Lines below that include the word "title" should each be copied.

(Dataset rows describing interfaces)
>>

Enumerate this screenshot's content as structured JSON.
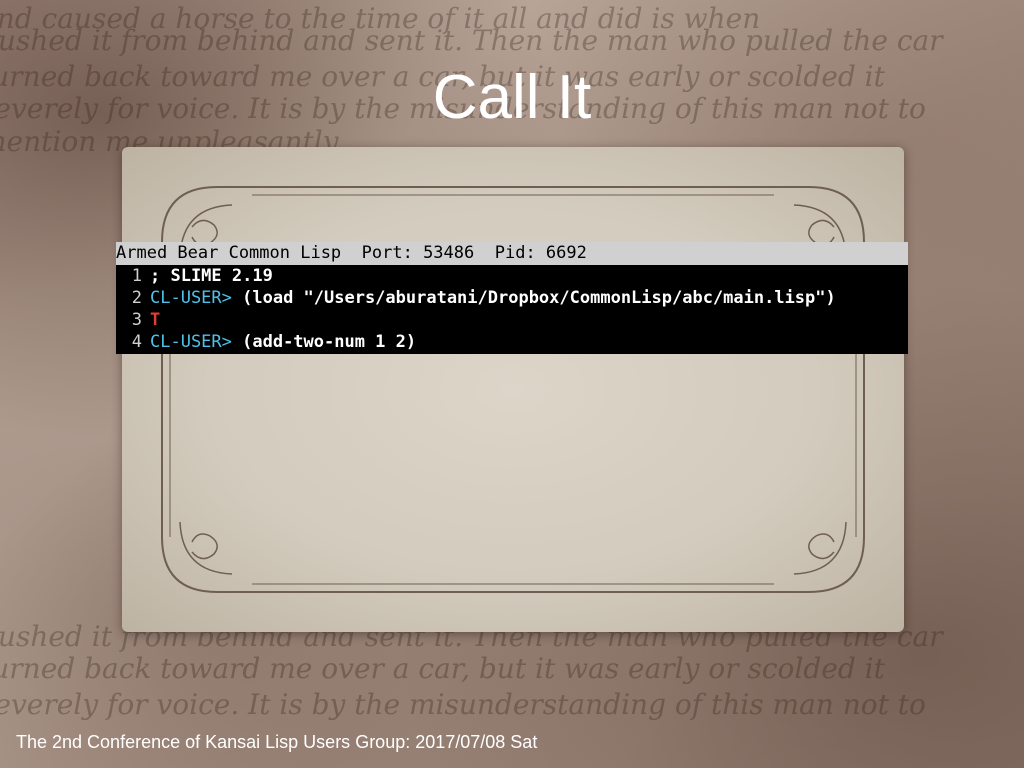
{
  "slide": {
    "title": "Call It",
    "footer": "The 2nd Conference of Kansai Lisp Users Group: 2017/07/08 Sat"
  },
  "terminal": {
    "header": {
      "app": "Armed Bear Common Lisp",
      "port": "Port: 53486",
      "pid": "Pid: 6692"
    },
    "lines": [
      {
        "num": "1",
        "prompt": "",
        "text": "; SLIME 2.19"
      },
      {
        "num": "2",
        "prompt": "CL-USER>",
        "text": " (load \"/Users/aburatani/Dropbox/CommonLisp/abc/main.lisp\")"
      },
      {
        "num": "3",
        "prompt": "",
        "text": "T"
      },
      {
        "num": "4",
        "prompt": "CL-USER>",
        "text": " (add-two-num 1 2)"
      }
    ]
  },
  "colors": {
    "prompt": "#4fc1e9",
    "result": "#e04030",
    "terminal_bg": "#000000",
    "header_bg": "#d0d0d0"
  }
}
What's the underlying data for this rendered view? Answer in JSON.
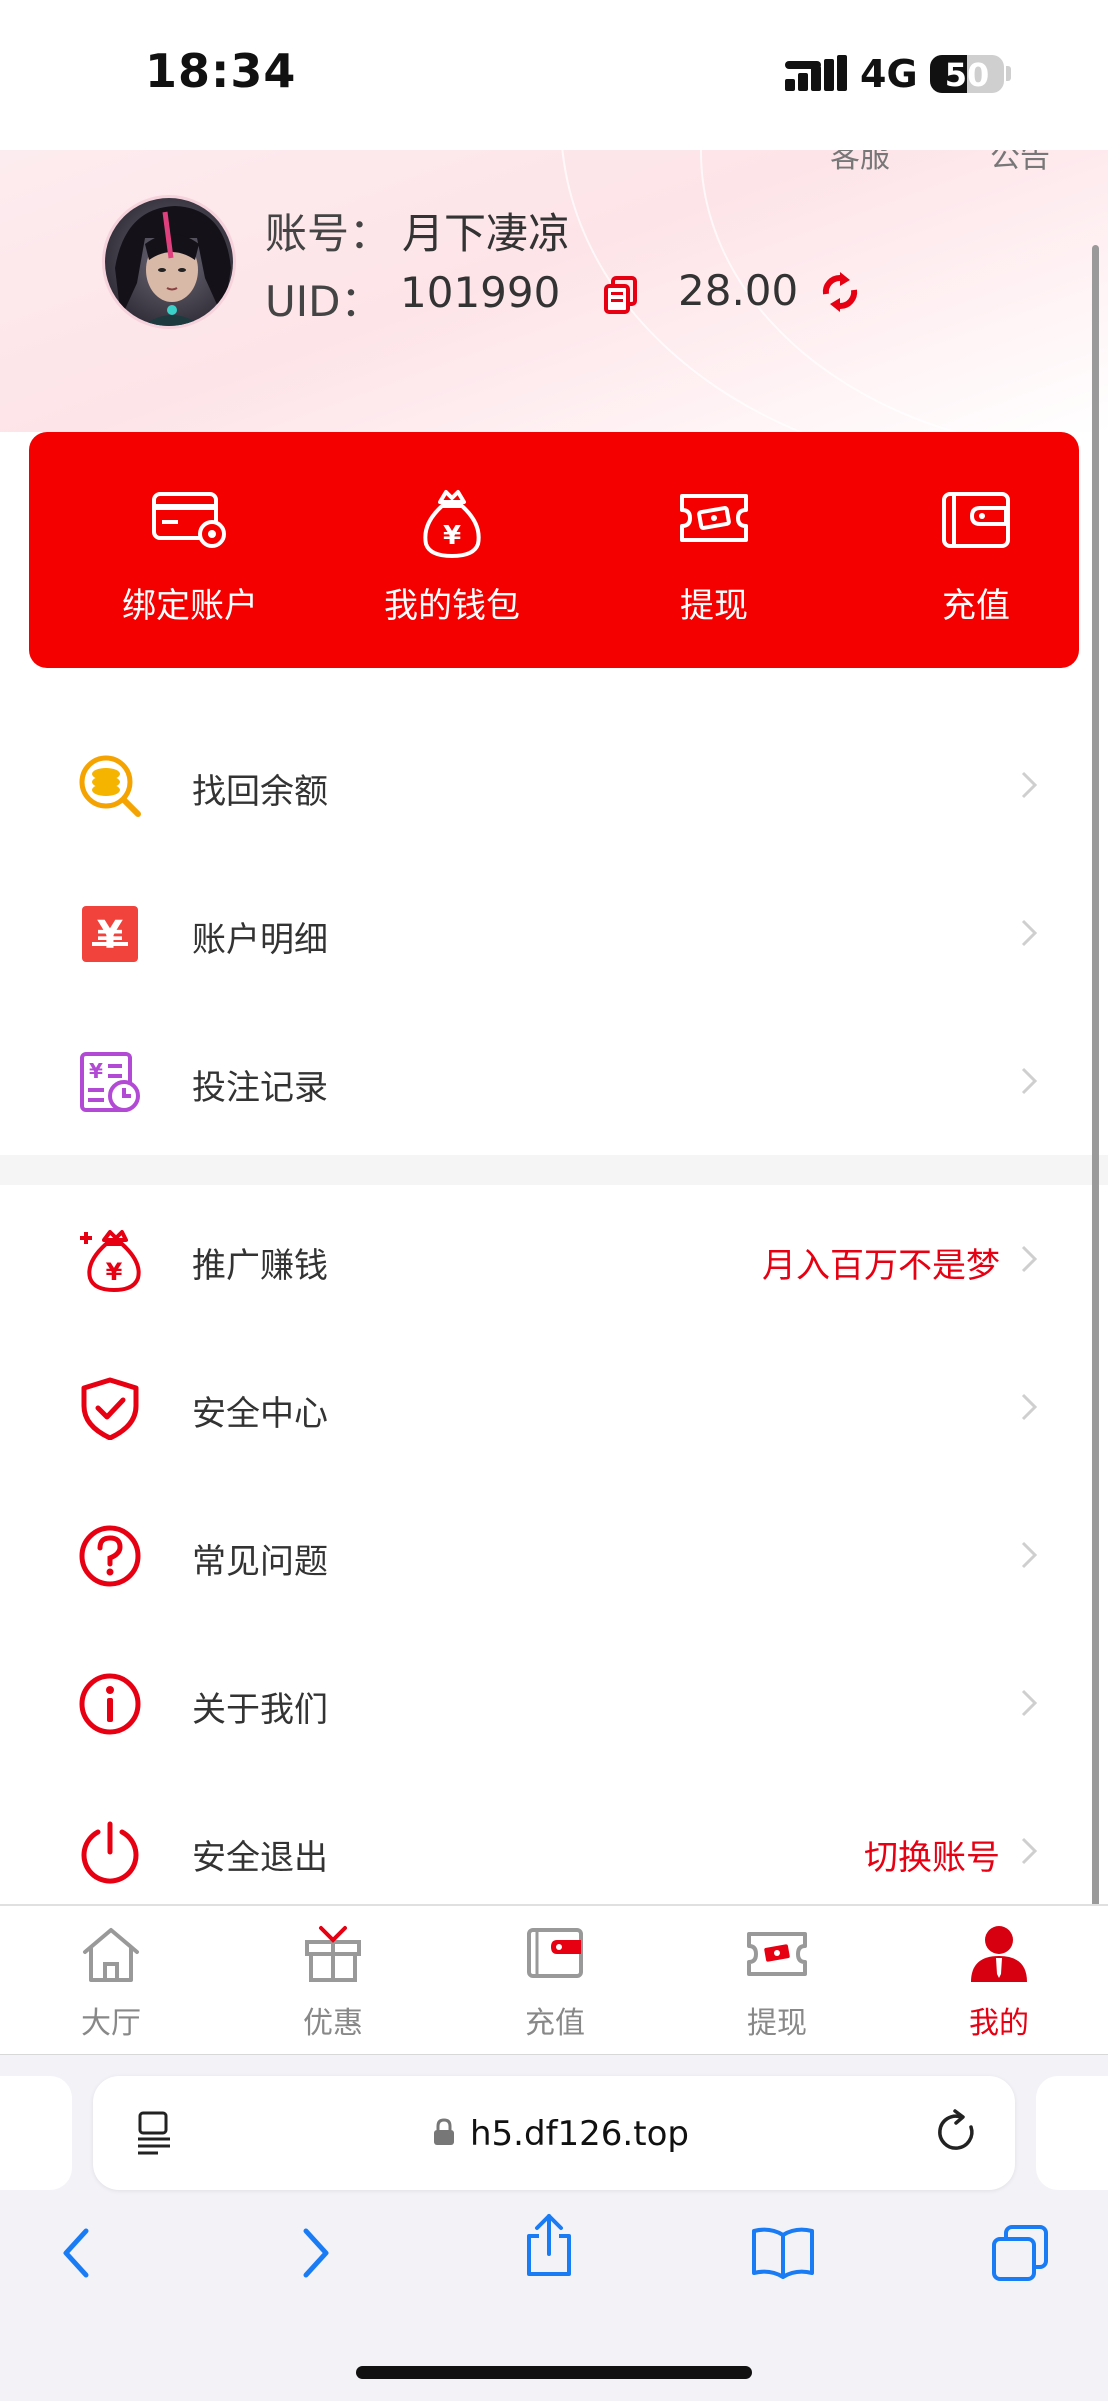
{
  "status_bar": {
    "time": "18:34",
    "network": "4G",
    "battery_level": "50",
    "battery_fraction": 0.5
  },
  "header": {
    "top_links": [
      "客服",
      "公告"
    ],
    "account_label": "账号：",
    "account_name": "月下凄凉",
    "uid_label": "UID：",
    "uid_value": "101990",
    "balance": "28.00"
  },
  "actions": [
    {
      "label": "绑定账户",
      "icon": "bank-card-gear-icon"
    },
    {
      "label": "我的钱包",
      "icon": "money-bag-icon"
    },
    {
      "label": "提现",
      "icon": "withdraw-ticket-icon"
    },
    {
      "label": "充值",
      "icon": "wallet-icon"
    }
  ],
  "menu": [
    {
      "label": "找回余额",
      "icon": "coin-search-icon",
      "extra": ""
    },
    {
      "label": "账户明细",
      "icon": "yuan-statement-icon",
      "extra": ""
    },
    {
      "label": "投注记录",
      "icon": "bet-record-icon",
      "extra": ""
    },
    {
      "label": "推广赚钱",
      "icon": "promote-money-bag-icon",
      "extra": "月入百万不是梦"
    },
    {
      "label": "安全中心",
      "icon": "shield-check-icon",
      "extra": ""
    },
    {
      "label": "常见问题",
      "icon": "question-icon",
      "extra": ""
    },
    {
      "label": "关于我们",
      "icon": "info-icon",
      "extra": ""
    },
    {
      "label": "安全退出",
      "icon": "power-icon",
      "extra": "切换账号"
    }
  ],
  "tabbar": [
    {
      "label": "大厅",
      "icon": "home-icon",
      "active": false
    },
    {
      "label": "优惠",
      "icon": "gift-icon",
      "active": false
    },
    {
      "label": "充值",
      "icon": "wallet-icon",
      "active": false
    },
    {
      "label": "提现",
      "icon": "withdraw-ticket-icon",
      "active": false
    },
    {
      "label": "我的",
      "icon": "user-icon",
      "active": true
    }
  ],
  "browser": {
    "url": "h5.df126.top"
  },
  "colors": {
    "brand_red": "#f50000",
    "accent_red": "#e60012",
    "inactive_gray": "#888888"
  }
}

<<
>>

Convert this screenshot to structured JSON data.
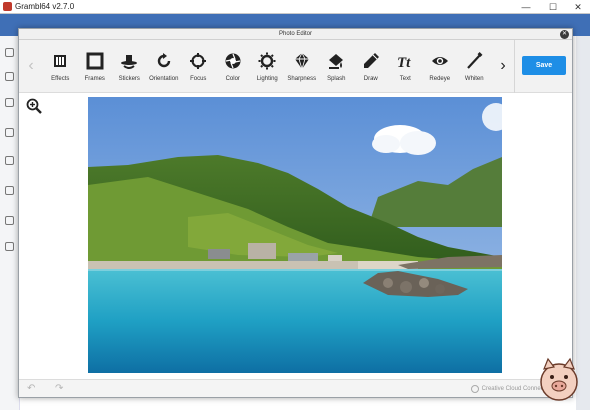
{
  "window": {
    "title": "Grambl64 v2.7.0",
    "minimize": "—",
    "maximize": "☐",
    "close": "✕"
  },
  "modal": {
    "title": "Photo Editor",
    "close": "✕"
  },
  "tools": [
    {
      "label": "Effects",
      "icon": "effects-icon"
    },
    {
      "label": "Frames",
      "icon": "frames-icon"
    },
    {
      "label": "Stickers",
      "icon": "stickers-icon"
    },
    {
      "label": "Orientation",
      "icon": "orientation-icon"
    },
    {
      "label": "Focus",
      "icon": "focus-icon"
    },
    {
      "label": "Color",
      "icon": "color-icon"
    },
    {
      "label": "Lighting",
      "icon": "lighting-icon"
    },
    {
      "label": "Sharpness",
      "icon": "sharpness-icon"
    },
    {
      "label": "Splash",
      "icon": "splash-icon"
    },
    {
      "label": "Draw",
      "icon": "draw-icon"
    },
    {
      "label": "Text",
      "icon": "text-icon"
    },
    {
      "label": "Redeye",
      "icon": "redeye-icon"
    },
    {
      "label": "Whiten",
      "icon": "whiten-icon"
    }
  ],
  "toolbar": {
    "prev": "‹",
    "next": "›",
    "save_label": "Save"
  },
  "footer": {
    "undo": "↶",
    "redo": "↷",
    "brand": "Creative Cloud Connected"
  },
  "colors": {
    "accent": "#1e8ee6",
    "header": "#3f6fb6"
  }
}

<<

§ **Output for this task**:
    "title": "Call It",
    "title": "Grambl64 v2.7.0",
    "title": "Photo Editor",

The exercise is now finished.